Victorian London faced a public health crisis that no other city had faced before. The first truly industrialised city, the first metropolis, the Big Smoke, London was a nineteenth century battleground between public health and disease. As Lee Jackson’s ‘Dirty old London’ notes, it was a fight the Victorians never truly won.
It’s from this point that Jackson approaches the subject, with a wit and passion that draws in both contemporary anecdotes and historical record. Stories abound of ‘night soil’ — cesspools that could, by law, only be emptied at night — graveyards overflowing to the point they became level with the windows of neighbouring houses, and a lack of public toilets forcing proprietors to fit urine deflectors in alleys to “conduct the stream into the shoes”.
The end result is a mix of grand story and personal detail that makes for an intoxicating read through the dawning of sanitation, and forces the reader to compare modern day London with the lost world of gaslit alleys and stinking slums.
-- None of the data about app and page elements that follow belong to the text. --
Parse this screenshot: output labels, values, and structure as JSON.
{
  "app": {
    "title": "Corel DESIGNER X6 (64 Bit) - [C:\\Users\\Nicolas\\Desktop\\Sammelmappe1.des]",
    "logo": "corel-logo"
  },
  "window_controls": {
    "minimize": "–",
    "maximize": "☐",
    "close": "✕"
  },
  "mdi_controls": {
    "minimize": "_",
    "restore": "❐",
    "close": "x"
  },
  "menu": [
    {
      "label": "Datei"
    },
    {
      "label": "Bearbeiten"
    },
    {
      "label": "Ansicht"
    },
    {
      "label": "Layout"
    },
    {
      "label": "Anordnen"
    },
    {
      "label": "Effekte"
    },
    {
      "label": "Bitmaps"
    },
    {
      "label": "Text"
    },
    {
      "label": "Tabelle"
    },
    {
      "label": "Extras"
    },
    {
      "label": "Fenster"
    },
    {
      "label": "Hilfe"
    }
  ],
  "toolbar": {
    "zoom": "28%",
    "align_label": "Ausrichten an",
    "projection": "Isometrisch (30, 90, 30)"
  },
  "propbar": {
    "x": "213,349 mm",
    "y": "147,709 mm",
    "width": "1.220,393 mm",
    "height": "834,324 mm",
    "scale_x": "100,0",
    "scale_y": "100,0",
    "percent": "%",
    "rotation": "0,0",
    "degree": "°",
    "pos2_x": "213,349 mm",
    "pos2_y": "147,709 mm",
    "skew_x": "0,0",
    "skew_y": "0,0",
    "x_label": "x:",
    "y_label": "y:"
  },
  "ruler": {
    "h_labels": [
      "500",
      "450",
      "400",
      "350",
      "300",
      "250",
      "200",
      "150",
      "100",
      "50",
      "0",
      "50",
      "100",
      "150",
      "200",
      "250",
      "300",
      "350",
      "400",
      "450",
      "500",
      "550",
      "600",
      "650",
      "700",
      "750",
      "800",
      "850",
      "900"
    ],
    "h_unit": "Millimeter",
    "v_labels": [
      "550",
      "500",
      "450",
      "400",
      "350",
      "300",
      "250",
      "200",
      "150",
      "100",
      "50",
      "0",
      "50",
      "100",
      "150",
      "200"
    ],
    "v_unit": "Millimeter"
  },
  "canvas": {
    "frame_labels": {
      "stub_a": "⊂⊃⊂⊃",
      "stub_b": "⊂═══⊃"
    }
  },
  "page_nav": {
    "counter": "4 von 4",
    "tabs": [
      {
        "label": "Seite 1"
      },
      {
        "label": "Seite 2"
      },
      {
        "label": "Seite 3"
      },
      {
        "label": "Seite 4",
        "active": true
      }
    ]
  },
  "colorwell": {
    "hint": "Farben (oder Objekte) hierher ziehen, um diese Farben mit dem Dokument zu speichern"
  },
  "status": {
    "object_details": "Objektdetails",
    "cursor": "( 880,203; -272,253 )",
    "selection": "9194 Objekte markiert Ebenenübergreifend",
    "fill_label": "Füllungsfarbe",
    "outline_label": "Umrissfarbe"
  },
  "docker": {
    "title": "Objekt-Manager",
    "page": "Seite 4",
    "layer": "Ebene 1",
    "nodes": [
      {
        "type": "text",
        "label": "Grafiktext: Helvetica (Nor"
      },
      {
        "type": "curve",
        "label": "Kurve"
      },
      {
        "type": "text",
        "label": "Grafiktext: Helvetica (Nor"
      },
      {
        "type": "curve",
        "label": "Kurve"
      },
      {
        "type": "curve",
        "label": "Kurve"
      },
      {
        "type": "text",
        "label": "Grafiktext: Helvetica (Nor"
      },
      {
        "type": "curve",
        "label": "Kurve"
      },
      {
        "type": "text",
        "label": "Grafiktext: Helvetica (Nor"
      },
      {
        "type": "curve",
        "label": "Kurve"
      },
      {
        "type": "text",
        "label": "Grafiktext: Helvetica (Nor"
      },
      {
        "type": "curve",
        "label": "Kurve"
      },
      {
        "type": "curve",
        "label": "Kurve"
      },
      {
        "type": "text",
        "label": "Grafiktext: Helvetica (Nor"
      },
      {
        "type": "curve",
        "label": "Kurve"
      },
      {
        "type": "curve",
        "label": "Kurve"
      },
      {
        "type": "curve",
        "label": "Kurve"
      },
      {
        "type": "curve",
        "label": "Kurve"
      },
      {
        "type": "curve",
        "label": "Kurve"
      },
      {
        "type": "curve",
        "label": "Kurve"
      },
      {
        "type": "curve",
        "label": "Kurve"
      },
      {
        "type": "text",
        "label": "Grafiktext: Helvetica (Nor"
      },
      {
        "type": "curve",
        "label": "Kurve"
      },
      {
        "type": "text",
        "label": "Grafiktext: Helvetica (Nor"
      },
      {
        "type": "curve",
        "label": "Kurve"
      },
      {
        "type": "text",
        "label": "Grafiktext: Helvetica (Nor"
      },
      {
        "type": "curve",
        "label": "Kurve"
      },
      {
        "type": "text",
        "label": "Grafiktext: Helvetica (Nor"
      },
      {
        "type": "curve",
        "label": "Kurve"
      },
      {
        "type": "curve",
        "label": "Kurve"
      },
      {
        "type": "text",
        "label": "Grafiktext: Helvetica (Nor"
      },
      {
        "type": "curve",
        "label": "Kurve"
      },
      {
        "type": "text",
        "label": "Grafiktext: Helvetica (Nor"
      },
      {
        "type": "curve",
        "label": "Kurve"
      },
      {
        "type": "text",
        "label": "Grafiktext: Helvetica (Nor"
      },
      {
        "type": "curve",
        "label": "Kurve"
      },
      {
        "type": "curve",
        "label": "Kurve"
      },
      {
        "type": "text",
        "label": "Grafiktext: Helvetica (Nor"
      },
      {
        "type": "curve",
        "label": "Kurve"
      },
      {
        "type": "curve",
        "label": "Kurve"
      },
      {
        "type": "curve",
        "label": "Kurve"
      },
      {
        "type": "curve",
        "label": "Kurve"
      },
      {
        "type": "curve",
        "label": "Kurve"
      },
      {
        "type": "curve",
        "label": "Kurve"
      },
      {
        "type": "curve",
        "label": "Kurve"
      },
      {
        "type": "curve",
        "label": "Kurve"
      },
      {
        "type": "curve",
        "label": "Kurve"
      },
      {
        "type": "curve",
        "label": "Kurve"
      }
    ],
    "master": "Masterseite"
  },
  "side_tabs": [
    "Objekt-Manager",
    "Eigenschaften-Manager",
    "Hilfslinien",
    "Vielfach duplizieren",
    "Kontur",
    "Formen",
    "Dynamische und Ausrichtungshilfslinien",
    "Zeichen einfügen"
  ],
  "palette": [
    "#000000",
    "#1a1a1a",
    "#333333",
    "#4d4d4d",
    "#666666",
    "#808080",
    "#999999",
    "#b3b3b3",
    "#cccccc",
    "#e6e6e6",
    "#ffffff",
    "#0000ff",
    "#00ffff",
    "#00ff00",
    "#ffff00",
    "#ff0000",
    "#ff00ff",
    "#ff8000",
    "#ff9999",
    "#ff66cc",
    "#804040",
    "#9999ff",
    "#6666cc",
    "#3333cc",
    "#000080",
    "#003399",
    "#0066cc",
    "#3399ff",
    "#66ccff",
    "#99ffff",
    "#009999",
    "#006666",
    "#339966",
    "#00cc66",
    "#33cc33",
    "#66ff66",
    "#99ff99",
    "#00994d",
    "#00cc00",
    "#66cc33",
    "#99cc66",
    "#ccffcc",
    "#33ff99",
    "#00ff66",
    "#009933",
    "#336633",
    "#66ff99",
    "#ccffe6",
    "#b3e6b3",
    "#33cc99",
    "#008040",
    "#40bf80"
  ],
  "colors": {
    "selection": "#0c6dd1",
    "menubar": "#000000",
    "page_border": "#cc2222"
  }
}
Jackson breaks his history into areas of grime, looking at each in turn. He tells the stories of dustmen who only take away dust if tipped properly, who can become rich men from owning dust piles and who refuse to clean slums because of the lack of a cash tip, of great engineering works such as sewers to free London of miasma, and grand schemes such as a giant pyramid necropolis almost built on Primrose Hill, with room for almost 150,000 coffins on the ground level alone. Dustmen, road sweepers, road builders, doctors, gravediggers, sewage workers, engineers, chimney sweeps, politicians and even painters all come together to make the incremental gains that would, eventually, help London escape the grip of cholera and typhoid.
Unfortunately, this myriad of stories prevents a single anchor point, and paints a mosaic of developments rather than a single narrative thread. ‘Dirty old London’ also assumes a certain level of intimacy with the capital, and anyone who doesn’t know Whitehall from Whitechapel could easily lose their way. Yet the stories and events Jackson shares create a fascinating glimpse into one of the first recognisable public health crusades, and a reminder that, if the Victorians truly believed the idiom ‘cleanliness is next to godliness’, it didn’t stop them being a messy bunch.
‘Dirty old London: the Victorian fight against filth’, by Lee Jackson. Pp 293 £20. London: Yale University Press; 2014. ISBN 978 0 300 19205 6